Right off the bat, I taught Alice "I messages" so she could stick up for herself (to some extent). She could YELL LOUDLY, "I don't like that! Stop. I don't want to. . . " This is just a good safety device in general for kids to use with "tricky people" formerly known as strangers that want them to go somewhere without guardian AND with schoolyard bullies because it draws attention. When Alice said something like this, I could intervene with it being incredibly obvious why I was intervening to everyone around.

First, if I hadn't seen what happened, I asked. I let both kids tell me their side of the story. This gave me great information to use with my daughter later if we needed a follow up discussion - either about different choices she could make to help herself out of a situation sooner, or about different choices she could make altogether (like sharing nicely).
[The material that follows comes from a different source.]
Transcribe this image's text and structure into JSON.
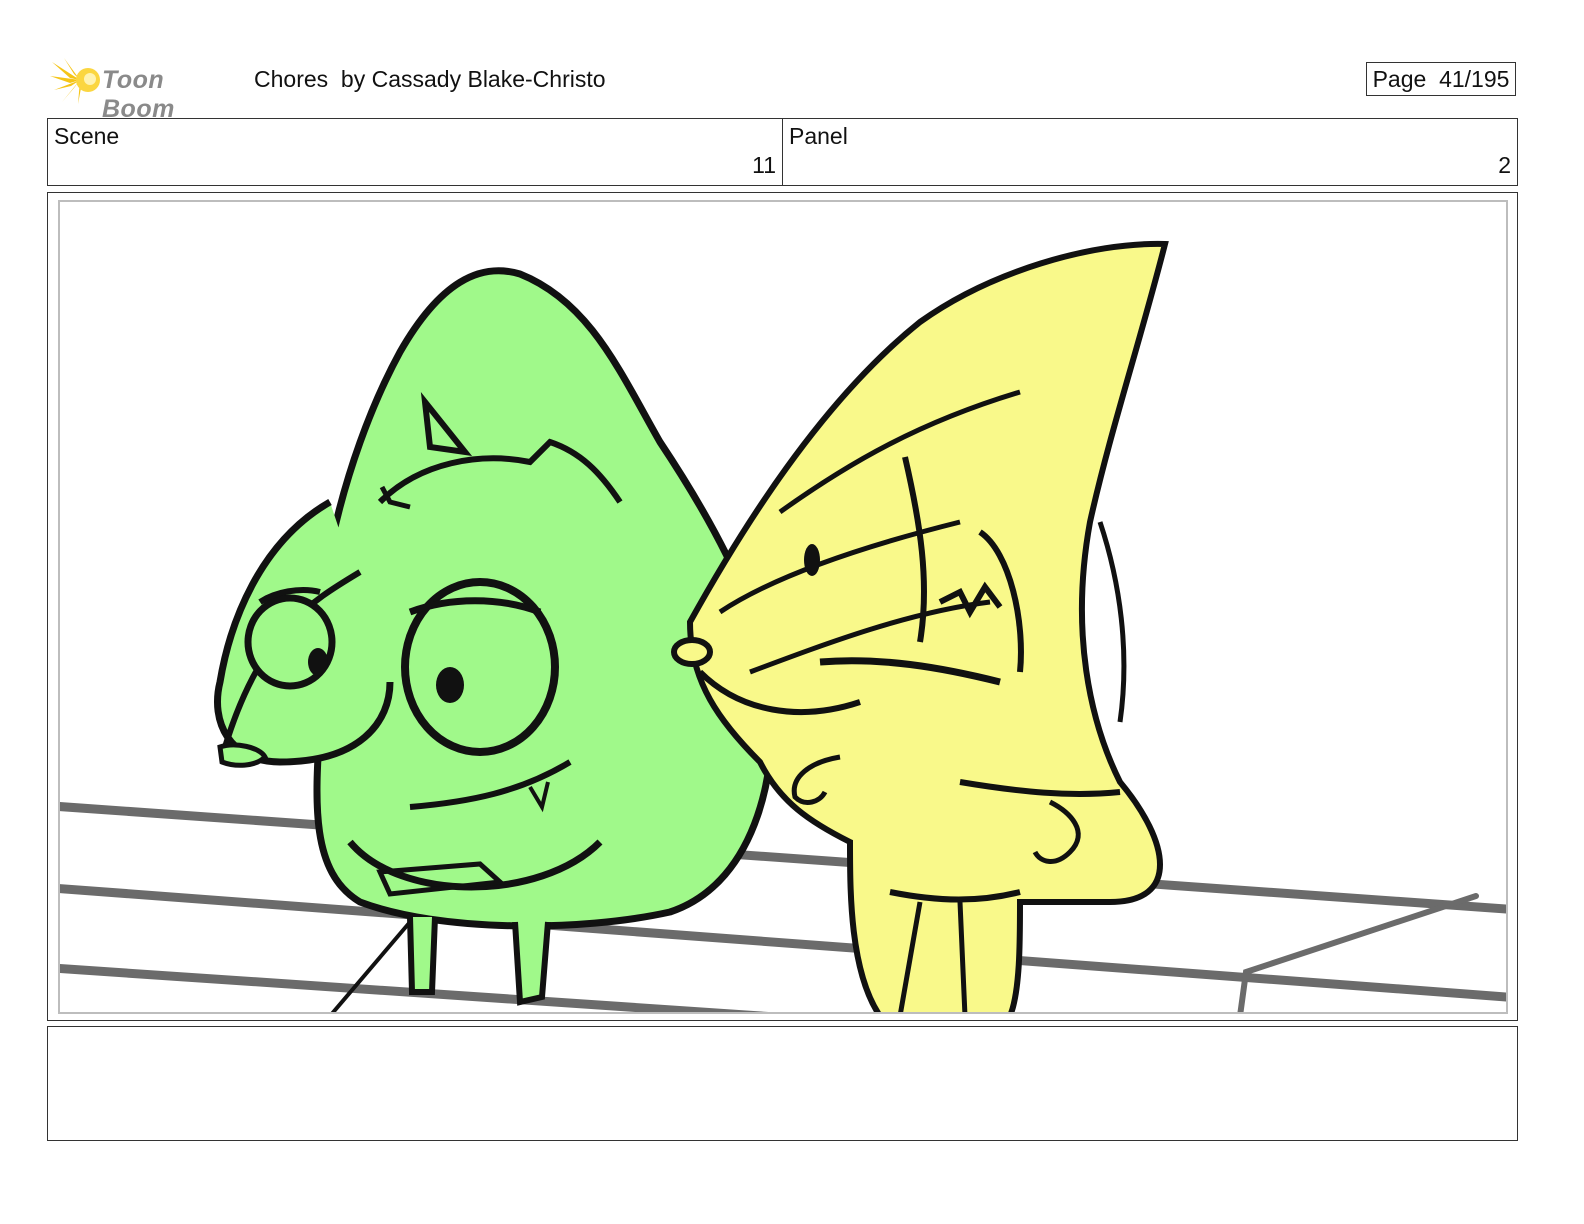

If it was bullying or some other kind of behavior like that and a parent wasn't around (or responding) to the negative behavior, I simply repeated my daughter's statements to the child in question if the behavior wasn't already stopping, "Hey, She said she doesn't like that. You need to stop." If I needed to, I removed my daughter from the situation and found something else that was fun for her to do in another space.

Dealing with "Its not Fair"

In terms of the "its not fairs" in life that crop up as a related issue, I simply respond with "fair is a place we go to see farm animals, ride rides and eat cotton candy." What is "fair" is not always what is equal and "fair" doesn't generally exist in life most of the time anyway. I listen to Alice's feelings about something first, empathize and if there is an area where a compromise can be made, I'll make it, but, at different ages I have also offered up different examples of how "fair" doesn't really matter and isn't realistic to attain.

An example I used recently went something like this, "well, Will it be fair for them when they move out of their house and don't know how to do chores to keep it clean and cared for? - Ok, now go pick up your toys. and then come back and you'll need to do one household chore with me. That one was critical of the other, but it is really the truth.

Finally, I'm going to add this, because I originally forgot to address the question of Other kids being a poor example:

My attitude with Alice (and with my former students) was - "The wrong others do doesn't make your wrongs less wrong." Alice knows she expected to stand out in the crowd as the leader who makes the right choice and sets the example for good behavior. I simply won't tolerate less. She also knows that she can come to me and ask for help, advice, feedback etc. without me being angry with her or judgemental about her not knowing what to do.

share|improve this answer
    
+1 for "when in Rome" and especially the "I messages"... The practicality of the latter for dealing with a much wider range of issues is wonderful. Thanks! –  Beofett Nov 16 '12 at 13:55
1  
+1 for "fair is not equal" Even with all my granola hippie attitudes, I am quite clear on this. Fair is respecting the needs of every child, and knowing that those needs are different from child to child. :) –  Christine Gordon Nov 16 '12 at 14:34

Your Answer

 
discard

By posting your answer, you agree to the privacy policy and terms of service.

Not the answer you're looking for? Browse other questions tagged or ask your own question.